stressful times.

Hank didn’t kill her
when he found
the letters.
Love letters.
Nearly 4,500 of them.
8-yrs worth—
like Dear Abby drowning
in piles of Valentines
from Death Row inmates.

The letters were given
to Hank’s wife from
a chef she worked with—
think Chef Boyardee
w/ sexually-explicit subtitles
on his commercials, divining rod
directed at the
lonesome housewives.

People have been murdered
for far, far less than
years of infidelity.
Hank thought about it.
He had plenty of reason to:
20-yrs of marriage;
8-yrs of betrayal.
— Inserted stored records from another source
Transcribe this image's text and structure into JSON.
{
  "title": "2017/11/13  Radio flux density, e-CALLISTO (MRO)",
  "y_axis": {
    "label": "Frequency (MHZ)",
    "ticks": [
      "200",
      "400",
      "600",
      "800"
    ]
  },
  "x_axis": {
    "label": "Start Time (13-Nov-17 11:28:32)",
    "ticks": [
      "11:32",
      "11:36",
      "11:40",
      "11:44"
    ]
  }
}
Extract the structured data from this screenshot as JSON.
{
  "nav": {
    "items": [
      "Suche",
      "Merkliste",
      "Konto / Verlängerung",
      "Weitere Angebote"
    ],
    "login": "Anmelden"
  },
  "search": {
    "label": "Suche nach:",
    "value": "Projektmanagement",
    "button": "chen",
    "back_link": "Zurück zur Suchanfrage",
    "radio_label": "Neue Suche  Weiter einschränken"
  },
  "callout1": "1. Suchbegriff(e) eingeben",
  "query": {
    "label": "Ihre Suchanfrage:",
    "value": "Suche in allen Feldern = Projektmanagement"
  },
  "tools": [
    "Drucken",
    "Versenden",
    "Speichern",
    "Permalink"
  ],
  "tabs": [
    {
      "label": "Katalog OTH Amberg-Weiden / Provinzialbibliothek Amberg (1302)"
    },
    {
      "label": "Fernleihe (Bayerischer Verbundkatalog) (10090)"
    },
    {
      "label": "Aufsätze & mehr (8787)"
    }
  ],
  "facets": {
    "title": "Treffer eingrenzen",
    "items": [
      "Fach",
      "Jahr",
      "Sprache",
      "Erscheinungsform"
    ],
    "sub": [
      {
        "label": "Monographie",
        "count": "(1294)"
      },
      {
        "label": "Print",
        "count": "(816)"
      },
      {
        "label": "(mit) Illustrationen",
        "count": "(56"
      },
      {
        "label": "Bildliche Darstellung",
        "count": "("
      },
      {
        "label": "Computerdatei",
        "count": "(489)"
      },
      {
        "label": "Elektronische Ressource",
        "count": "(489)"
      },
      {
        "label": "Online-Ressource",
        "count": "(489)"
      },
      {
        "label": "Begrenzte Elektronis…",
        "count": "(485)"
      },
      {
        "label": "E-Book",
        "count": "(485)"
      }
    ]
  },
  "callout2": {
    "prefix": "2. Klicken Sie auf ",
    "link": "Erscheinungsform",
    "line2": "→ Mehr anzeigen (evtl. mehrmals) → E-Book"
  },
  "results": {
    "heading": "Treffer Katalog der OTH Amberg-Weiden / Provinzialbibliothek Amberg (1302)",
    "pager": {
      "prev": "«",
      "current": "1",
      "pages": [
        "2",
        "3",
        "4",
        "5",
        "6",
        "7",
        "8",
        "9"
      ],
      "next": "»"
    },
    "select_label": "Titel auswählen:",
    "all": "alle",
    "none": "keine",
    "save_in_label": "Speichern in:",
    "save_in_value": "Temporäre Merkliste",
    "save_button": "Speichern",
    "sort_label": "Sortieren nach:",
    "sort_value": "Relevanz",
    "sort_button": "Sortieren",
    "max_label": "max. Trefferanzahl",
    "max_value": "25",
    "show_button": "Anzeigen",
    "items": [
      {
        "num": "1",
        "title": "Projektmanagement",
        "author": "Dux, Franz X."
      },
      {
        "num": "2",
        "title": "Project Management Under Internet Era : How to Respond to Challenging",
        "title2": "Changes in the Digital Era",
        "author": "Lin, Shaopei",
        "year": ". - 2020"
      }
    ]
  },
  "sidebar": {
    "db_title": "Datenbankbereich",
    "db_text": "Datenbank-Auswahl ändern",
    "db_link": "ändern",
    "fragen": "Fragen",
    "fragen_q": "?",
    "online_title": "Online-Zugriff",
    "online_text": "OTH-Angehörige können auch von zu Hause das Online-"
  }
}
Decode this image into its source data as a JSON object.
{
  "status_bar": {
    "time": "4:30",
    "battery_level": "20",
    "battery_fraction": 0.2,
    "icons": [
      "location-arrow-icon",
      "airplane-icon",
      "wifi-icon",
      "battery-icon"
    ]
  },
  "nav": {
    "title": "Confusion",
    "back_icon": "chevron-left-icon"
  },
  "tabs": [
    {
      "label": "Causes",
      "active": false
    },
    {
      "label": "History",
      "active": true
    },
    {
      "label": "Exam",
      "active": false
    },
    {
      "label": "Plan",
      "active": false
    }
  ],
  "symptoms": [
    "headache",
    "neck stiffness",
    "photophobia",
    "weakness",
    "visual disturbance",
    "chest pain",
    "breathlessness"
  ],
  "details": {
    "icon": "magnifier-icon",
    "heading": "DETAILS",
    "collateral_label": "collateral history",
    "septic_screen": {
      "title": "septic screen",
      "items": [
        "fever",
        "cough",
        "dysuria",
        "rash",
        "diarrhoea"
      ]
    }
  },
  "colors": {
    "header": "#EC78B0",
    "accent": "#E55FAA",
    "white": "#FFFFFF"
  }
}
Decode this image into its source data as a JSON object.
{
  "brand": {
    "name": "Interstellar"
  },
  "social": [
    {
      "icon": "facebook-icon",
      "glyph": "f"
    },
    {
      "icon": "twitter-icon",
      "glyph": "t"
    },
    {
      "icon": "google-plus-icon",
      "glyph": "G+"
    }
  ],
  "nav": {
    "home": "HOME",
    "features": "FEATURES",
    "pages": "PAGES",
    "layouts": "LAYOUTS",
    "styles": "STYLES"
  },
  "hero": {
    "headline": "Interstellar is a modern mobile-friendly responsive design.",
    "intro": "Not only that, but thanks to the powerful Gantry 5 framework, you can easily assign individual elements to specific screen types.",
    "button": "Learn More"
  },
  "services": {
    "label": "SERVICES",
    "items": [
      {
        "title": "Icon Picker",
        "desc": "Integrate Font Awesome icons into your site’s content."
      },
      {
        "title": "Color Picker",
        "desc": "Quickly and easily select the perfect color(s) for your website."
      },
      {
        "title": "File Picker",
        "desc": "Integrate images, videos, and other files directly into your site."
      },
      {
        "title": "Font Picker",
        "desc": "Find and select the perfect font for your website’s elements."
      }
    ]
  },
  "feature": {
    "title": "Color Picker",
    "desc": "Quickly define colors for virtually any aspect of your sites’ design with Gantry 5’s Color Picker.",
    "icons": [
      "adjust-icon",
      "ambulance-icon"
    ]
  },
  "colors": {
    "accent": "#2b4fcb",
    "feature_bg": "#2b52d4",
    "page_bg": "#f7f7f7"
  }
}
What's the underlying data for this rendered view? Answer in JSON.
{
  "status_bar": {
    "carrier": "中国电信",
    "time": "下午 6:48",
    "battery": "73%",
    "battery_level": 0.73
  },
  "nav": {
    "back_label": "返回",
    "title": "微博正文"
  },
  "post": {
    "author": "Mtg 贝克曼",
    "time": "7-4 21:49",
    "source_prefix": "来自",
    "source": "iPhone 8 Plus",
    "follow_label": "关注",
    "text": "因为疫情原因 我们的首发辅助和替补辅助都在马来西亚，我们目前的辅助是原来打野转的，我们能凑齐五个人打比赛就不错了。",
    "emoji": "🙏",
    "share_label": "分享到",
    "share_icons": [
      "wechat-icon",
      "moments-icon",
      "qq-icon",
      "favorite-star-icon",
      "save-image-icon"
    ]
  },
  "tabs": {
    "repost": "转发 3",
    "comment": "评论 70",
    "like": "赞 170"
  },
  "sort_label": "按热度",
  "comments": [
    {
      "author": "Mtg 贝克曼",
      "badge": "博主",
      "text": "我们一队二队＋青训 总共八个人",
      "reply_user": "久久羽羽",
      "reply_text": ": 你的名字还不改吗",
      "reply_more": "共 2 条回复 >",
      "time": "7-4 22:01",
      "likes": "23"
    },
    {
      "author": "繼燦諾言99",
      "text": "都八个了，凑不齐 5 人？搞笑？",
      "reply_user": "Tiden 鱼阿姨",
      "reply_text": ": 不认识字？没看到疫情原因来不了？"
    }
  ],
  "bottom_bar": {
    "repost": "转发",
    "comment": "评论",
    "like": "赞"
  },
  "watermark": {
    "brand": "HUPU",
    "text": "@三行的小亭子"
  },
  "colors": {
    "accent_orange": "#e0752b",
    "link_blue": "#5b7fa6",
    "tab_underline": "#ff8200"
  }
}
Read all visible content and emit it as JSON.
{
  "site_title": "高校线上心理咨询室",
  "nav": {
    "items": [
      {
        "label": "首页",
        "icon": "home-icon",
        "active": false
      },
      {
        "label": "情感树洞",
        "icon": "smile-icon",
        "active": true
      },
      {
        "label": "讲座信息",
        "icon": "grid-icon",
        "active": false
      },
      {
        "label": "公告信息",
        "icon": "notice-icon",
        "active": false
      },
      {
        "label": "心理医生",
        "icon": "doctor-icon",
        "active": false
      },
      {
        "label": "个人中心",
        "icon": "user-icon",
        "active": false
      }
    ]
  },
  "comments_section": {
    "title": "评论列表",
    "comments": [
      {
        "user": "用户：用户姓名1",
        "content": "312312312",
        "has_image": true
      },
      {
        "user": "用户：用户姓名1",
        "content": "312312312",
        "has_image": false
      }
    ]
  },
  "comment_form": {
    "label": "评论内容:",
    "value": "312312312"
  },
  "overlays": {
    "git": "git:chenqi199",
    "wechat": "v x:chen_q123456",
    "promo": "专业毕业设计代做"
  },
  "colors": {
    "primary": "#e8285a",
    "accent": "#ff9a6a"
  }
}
Hank filed for divorce, though;
& he began to drink an hour
earlier each day, until booze
replaced his morning coffee.

He got the letters
in the divorce (stole them,
really) & lost his job
at the Chemical Plant
because of his drinking.

So he took a job as a line-cook
for 1/6 the wage, &
he moved into a tired, achy
motel room.

Every night the land-lady—
w/ her urine-stained & torn panty hose
& recently plungered facial features—
would stumble into Hank’s room.
She’d find him watching
re-runs of Family Feud;
the love letters spilled—like a
bad card-shuffling job—on his
sheet-less mattress; & a bottle
of Old Granddad on his lap.

The land-lady’s skin was molting
for attention & her loins were itching
like fire ants.
She had the look of generations
of bad, Appalachian luck.

She stood in front of
the small black & white TV
while the Feud families said,
“Good answer, good answer,” &
she removed her cigarette-burnt, floral
bath-robe.
This bath-robe always reminded Hank
of the rain forests burning, &
oxygen running out.